Since our launch on April 28, 2009, over $350 million has been pledged by more than 2.5 million people, funding more than 30,000 creative projects. If you like stats, there’s lots more here.
Erin and Steph offer a variety of project related rewards for funders. I can’t wait to choose my full color print of the body melting! Here’s more about the project and their journey from their website:
It has now been almost 4 years since we made our first snowman. Since then, we have cast over 400 faces and dreamed of advancing our work to include full bodies. We have spent time observing the harsh and awe-inspiring Alaskan landscape as glaciers melt and land erodes. We have accompanied friends through happy and terrible moments, and watched political movements from across the globe. We are inspired to embed these concepts of change and transformation inside the fragile human body, reflecting both the internal emotional human landscapes and natural environments that affect us all.
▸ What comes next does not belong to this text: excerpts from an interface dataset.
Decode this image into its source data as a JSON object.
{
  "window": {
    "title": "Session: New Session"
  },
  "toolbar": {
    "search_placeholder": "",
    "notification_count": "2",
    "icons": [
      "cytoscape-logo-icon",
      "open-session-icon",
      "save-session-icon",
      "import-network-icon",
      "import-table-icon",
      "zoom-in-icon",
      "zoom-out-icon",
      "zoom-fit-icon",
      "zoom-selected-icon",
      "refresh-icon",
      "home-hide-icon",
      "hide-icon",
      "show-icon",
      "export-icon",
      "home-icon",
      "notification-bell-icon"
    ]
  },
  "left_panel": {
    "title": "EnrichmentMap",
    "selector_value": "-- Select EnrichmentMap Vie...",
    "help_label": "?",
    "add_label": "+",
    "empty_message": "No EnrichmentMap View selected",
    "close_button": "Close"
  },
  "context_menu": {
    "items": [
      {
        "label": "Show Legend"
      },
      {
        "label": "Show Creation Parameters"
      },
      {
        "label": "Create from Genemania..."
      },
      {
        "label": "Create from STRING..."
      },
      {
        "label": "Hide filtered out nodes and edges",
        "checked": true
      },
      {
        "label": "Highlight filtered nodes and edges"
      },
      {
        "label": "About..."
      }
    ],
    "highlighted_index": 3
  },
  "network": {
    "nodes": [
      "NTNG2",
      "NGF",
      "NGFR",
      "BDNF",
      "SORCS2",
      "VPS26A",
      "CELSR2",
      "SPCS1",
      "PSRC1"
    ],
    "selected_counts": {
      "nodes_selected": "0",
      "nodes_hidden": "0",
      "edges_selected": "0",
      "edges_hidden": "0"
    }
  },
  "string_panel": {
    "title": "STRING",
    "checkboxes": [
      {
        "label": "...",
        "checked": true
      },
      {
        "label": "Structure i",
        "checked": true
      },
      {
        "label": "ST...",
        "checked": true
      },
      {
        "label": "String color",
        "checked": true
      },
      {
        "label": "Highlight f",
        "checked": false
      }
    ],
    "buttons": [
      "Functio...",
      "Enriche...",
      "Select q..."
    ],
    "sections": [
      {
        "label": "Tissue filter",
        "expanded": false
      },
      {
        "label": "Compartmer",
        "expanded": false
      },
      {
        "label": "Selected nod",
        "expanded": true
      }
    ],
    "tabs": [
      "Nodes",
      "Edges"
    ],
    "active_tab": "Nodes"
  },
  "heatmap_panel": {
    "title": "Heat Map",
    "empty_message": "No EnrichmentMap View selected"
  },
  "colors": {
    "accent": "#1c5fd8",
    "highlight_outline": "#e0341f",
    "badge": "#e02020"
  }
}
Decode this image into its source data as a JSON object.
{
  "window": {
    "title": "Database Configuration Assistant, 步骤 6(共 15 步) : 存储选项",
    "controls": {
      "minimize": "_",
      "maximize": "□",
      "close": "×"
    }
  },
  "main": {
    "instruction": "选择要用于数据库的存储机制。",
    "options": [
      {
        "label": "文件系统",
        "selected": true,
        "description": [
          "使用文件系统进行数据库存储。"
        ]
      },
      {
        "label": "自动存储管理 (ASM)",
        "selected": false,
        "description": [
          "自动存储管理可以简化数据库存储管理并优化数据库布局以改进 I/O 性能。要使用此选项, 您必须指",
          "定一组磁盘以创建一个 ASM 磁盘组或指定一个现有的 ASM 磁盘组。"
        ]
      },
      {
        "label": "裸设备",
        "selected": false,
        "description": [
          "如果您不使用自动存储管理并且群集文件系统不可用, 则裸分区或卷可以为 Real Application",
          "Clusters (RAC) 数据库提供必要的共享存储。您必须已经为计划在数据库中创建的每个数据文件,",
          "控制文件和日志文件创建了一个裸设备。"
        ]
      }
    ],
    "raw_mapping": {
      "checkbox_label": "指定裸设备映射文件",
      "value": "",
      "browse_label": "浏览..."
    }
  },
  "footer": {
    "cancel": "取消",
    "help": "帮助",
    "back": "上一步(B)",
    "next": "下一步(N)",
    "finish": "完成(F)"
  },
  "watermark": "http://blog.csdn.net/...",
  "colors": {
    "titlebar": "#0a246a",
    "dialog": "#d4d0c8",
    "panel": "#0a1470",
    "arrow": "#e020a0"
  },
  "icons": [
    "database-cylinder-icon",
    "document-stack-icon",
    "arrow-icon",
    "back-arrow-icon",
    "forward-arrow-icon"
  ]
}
Last fall we were accepted to the MacDowell Colony, the oldest artist colony in United States. It is an AMAZING place for artists to get work done. At MacDowell we were able to teach ourselves to cast full bodies, engineer the melting surface in order to deal with such large quantities of molten wax, and design a non-toxic material palette of melting substances. We have started using butter, Crisco, and food pigments and we are close to our goal of making this process increasingly friendly to our environment and our own bodies…ideally the melting process should smell like baking cookies!
All of these new technical understandings and visual vocabularies have prepared us to create melting portraits that change and transform in more compelling ways. We hope you join us in making these images and videos possible.
I love that they want the melting process to smell like baking cookies. You can read more about their project here. Doesn’t it seem like the perfect blent of so many styles of art? Performance, video, drawing, photography?
If you like their work and their story, support their project! They have 18 days left to reach their goal of $31,000.
I hope I get to watch Erin’s journey (and Steph’s too!) for years, purchasing her work along the way when I can.